The Museum’s collection contains over 150 pieces, from large, animated commercial signs to one-of-a-kind artworks, featuring:

-Historic Philadelphia Commercial Signs
-National Commercial Signs
-Animated Signs
-Window Signs
-Point of Purchase Displays
-Neon Clocks
-Neon Art, Folk Art, & Found Object Constructions

There is a $10 entrance fee for the museum in support of collections.

Neon Museum of Philadelphia
1800 North American St, Unit E
Philadelphia, PA 19122
Southwest corner of North American and Berks Streets
There is a large parking lot at the location

Those attending the tour are invited to join members after the tour for a snack or meal at Sor Ynez, a Mexican restaurant at the same location.

The Neon Museum of Philadelphia

Save the Date
Saturday, November 19, 2022 – 12 noon

The Oliver Evans Chapter will be sponsoring a tour of the Museum. Details to follow.

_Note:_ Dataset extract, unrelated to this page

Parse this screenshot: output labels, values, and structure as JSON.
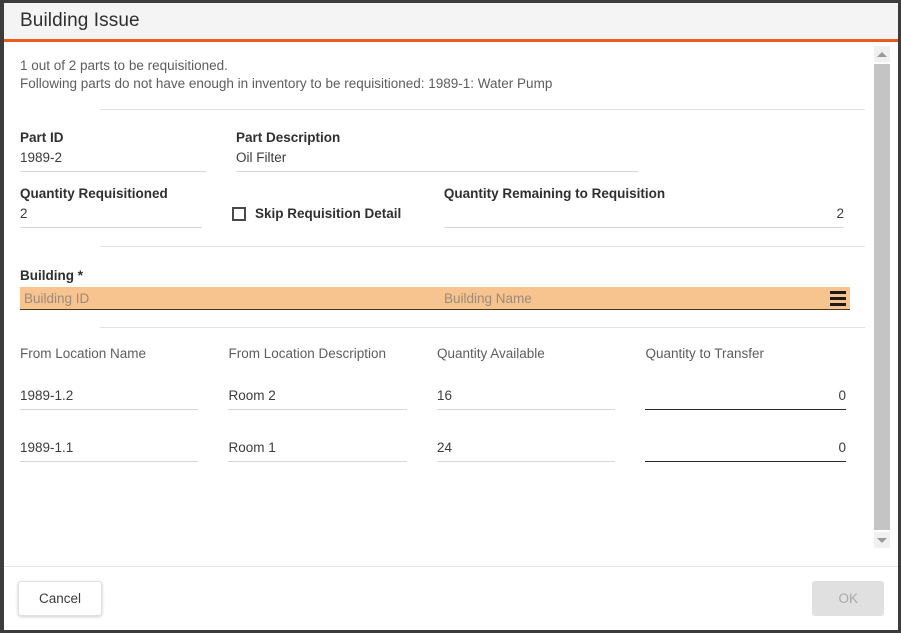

Those attending the tour are invited to join members after the tour for a snack or meal at Sor Ynez, a Mexican restaurant at the same location.

Neon Museum of Philadelphia
1800 North American St, Unit E
Philadelphia, PA 19122
Southwest corner of North American and Berks Streets

New Jersey’s Raritan River Rail Road

Membership Meeting of the
Tri-state Railway Historical Society


A Zoom talk by Tom Reynolds
Thursday, November 10, 2022

For the November show, Tom Reynolds returns to continue his history of New Jersey’s Raritan River Rail Road. The story picks up the railroad’s peak freight tonnages in World War I, its lean years during the Great Depression, and proceeds through boom times during the war effort years of World War II. The history will be rounded out by the railroad’s last three decades as a vibrant short line and its eventual assimilation into Conrail in 1980.

The membership portion of the meeting begins on Zoom at 7:00 PM. After registering, you will receive a confirmation email containing information about joining the webinar. The presentation will continue on Zoom and be simulcast on our Facebook page after. All are welcome to attend!

Click here to register for the webinar meeting:

Philadelphia Wastewater Treatment Plant Virtual Tour

Presented by Environmental Engineer, Drew Brown

Thu, November 10, 2022, 10:00 AM – 11:30 AM EST

Our virtual tour will take virtual visitors behind the scenes at the City’s Southeast Water Pollution Control Plant to follow polluted wastewater step by step through the treatment plant until the cleaned wastewater is cleaner than the Delaware River itself and can be discharged safely to it.

Philadelphia’s sewers and the City’s three water pollution control plants, including its award-winning Southeast Plant – all repaired, rebuilt, and/or expanded under the Clean Water Act – have played a major role in making the region’s streams, small and large, cleaner from the City’s northern limits to the mouth of the Delaware Bay. These streams 50 years ago were: polluted with sewage, industrial waste, and trash; unfit for recreation; unhealthy for habitation by aquatic wildlife; and, barely useable as potable water supply. Today, 50 years after passage of the Clean Water Act, the region’s streams are valued by the public for their abundant natural resources, for the many recreational opportunities they offer, and as the source of drinking water that is potable and tastes good.

There is also a video presentation available to watch by Adam Levine, Water Department Historian.
River Rebirth, a History: Why Our Rivers Needed Cleaning Up

Frankford’s Elevated Railway and Its Predecessors



The Frankford El Centennial

A presentation by

Harry Garforth

Our next in-person program commemorates 100 years of service for the Frankford railway, which opened for business on November 5, 1922.  Our speaker will be Harry Garforth, author of a new book, FRANKFORD’S ELEVATED RAILWAY And Its Predecessors, a cooperative effort by the author, HSF and the Philadelphia chapter of the National Railway Historical Society.  The book features many images from our extensive photograph collection and is slated to be available for purchase on the night of the lecture.

Address: 1507 Orthodox St, Philadelphia, PA 19124

This presentation will be live streamed via our Facebook and YouTube pages and will be available for delayed viewing thereafter.

Here are the links for the presentation:

Facebook live-streamed event:
YouTube following the event: